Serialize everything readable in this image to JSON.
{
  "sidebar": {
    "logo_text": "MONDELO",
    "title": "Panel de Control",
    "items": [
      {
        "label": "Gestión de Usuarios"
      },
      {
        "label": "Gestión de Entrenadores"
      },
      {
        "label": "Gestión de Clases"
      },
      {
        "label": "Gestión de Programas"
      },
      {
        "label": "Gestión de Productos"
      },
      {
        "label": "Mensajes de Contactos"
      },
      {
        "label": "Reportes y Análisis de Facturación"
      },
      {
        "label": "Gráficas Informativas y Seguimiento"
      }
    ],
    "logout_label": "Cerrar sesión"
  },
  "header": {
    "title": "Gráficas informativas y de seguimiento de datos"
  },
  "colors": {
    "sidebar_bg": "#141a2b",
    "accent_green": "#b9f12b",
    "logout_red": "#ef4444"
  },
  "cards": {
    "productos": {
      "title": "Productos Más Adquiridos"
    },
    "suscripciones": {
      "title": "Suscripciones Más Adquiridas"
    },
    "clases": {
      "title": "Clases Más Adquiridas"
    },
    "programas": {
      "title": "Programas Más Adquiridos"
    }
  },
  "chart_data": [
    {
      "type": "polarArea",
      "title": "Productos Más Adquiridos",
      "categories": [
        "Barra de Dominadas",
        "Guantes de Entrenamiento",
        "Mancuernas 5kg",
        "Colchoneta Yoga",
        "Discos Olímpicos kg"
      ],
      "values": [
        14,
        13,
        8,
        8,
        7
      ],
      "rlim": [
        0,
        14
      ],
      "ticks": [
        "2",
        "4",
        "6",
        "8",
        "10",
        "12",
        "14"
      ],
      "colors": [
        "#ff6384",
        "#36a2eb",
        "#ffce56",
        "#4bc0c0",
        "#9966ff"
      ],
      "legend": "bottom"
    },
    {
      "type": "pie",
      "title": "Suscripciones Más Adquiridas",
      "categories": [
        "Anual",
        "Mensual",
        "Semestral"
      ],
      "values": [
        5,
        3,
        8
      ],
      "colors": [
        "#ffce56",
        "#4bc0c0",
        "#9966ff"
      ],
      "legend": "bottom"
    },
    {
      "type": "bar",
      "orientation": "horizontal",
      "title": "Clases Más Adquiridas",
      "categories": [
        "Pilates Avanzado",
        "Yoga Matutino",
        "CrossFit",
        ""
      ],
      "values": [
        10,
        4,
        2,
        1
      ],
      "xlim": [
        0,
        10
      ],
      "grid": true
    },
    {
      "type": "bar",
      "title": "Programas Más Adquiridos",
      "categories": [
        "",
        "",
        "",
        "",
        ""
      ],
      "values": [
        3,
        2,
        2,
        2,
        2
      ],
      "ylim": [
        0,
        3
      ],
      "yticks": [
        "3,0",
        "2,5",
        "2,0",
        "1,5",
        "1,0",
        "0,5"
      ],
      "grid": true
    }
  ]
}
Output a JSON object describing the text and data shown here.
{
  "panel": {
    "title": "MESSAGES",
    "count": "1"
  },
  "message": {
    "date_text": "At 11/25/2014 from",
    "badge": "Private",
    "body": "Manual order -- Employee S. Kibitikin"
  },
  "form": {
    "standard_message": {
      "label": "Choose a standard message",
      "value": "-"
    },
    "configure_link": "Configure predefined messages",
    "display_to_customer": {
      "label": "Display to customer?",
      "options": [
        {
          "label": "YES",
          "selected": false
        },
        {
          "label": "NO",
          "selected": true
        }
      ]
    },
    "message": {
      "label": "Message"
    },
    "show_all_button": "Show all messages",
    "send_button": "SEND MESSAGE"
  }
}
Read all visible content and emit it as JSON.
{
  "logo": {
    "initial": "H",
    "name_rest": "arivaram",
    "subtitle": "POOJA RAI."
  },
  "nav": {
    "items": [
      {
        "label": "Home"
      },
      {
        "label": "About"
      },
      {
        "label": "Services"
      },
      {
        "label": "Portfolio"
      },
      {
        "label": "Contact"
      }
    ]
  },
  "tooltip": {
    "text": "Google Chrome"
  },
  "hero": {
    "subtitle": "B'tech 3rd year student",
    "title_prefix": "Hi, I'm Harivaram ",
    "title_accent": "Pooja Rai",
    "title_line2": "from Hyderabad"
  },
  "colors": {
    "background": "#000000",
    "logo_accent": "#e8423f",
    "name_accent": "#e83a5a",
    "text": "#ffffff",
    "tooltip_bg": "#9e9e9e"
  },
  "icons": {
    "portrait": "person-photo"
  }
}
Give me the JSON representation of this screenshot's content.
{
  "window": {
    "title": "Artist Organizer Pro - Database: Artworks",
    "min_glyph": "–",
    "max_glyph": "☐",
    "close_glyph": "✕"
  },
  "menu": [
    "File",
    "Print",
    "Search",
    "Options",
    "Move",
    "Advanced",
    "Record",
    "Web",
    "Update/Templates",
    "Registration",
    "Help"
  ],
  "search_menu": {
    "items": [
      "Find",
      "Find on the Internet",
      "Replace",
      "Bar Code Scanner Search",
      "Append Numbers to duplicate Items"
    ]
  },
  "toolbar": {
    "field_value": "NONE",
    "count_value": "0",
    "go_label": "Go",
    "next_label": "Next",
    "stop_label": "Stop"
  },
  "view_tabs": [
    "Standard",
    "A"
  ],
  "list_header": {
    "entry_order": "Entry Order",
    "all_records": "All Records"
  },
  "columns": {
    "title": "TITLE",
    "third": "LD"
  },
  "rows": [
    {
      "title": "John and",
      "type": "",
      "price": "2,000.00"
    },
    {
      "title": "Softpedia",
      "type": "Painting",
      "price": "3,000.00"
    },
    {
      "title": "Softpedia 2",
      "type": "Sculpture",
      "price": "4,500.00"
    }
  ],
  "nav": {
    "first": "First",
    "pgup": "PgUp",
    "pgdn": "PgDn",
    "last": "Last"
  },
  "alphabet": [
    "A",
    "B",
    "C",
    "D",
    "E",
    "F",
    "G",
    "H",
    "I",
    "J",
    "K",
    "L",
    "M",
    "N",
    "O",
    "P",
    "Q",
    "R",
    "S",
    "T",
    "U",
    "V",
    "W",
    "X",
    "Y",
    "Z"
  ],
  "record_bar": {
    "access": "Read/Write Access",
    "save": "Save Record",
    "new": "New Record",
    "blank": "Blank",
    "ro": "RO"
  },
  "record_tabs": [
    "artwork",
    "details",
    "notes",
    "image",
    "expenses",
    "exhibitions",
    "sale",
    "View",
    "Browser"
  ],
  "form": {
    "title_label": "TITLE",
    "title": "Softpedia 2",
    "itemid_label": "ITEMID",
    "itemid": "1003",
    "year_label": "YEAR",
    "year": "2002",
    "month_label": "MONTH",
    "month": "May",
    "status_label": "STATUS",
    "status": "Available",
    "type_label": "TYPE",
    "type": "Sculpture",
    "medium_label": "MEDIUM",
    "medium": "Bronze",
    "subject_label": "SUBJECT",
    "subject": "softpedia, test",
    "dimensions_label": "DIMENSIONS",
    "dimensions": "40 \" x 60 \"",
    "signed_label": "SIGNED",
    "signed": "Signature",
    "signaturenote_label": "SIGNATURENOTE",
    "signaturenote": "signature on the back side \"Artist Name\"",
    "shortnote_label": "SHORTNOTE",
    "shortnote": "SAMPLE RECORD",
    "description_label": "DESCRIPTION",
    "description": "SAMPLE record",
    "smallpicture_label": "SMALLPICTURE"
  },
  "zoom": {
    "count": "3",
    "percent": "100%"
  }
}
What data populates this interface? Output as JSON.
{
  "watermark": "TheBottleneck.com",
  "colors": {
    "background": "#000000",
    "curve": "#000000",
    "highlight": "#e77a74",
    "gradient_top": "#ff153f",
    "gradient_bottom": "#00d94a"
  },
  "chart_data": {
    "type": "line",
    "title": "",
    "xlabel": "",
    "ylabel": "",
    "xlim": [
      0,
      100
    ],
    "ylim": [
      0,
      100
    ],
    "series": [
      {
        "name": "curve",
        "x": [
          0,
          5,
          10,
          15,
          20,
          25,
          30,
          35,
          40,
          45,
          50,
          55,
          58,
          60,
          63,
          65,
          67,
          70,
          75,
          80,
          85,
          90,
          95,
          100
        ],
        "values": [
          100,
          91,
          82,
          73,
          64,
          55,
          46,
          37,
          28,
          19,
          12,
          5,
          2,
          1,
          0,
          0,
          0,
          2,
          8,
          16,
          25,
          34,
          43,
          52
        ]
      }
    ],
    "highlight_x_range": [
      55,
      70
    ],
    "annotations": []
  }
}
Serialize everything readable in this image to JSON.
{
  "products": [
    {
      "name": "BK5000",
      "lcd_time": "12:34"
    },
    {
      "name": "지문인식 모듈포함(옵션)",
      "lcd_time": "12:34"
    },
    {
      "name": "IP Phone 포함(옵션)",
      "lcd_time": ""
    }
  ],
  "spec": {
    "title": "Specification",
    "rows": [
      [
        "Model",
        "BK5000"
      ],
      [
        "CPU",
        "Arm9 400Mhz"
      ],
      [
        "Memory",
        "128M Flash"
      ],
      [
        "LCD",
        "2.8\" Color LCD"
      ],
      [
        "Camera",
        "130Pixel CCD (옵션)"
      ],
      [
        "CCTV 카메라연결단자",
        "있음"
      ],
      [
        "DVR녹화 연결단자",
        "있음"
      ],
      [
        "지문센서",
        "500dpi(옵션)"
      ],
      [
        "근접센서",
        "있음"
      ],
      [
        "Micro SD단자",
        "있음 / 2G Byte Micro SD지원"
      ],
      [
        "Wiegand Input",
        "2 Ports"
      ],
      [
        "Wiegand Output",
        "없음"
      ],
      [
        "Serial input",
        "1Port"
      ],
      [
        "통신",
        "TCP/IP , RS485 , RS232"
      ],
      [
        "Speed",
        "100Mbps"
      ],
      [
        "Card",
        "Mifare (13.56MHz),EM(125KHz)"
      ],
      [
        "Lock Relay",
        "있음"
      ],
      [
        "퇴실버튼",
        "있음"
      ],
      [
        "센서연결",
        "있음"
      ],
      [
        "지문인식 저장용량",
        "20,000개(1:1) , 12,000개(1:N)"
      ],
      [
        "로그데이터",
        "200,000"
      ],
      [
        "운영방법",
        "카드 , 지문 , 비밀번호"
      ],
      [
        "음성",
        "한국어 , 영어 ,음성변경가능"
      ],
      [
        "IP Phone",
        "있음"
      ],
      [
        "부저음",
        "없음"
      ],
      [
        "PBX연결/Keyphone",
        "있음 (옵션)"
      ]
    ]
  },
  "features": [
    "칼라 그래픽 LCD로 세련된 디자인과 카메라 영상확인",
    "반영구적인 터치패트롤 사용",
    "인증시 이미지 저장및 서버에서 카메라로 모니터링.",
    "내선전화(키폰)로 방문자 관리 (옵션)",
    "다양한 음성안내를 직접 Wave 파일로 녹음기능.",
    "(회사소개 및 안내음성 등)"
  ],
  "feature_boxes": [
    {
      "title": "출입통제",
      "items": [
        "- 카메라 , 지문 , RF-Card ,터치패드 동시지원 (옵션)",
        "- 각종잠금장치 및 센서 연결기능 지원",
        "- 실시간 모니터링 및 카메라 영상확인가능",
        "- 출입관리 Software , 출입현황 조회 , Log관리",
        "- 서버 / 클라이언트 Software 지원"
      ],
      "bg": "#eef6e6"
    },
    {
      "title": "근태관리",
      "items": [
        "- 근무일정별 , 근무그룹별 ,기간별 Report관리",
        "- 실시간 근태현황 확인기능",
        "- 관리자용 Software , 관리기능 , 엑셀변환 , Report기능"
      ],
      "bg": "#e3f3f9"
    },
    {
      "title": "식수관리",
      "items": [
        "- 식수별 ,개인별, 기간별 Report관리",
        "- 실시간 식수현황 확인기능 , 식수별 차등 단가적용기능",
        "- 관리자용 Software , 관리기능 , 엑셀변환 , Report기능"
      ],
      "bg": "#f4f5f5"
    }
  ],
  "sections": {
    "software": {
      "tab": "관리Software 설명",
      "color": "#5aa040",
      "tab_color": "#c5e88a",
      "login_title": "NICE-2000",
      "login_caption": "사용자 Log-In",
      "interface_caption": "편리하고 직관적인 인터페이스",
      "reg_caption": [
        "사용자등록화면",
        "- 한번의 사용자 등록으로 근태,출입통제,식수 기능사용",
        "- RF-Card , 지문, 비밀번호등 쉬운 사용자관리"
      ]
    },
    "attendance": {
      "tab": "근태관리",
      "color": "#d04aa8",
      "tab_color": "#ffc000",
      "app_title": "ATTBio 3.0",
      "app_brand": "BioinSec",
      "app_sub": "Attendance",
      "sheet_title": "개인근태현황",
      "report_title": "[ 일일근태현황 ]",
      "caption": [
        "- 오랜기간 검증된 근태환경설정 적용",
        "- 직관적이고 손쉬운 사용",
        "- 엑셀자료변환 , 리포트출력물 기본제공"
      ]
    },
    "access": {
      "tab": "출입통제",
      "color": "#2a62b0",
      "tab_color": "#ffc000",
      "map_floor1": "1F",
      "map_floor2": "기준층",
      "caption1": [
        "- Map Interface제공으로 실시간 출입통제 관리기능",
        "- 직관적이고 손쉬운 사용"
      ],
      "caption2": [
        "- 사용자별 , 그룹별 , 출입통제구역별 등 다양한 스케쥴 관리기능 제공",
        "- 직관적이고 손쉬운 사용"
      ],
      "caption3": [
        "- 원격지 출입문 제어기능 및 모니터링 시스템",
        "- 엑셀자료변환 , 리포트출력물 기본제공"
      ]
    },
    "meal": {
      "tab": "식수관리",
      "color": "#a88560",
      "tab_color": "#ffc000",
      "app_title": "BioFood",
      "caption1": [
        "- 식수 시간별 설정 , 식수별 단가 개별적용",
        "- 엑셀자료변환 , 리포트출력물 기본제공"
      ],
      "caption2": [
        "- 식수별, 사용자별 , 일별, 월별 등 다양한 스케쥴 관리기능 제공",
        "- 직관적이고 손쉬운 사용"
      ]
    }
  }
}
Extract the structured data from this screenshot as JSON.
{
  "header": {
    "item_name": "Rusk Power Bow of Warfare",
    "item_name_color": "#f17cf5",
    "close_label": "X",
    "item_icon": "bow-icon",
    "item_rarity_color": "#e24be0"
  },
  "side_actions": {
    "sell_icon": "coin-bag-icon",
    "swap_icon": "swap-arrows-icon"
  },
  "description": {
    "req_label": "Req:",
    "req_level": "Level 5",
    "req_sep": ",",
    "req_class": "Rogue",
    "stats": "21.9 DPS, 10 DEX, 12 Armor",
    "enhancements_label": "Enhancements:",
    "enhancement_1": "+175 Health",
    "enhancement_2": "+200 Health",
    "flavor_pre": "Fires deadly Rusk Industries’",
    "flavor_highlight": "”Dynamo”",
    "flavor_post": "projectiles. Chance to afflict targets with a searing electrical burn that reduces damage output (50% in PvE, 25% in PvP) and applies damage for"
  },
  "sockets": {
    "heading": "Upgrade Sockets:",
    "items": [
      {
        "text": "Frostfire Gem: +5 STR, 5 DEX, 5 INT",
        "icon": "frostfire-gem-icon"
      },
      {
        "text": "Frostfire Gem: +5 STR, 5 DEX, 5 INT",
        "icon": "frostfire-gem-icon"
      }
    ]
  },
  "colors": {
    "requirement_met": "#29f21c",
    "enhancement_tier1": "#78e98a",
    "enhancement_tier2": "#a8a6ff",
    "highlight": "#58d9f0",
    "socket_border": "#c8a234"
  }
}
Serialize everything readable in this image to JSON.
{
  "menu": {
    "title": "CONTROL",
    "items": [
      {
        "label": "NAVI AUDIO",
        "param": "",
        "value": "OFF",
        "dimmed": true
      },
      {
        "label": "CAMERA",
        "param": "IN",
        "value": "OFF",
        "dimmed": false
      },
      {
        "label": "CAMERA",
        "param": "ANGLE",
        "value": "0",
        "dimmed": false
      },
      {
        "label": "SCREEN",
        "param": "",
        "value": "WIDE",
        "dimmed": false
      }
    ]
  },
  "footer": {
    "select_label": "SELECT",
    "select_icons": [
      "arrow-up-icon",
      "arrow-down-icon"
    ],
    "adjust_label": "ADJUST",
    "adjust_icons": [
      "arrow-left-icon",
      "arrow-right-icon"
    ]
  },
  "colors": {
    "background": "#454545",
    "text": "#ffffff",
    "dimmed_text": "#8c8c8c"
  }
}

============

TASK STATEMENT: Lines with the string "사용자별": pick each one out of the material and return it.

RESULT FOR THIS EXERCISE:
        "- 사용자별 , 그룹별 , 출입통제구역별 등 다양한 스케쥴 관리기능 제공",
        "- 식수별, 사용자별 , 일별, 월별 등 다양한 스케쥴 관리기능 제공",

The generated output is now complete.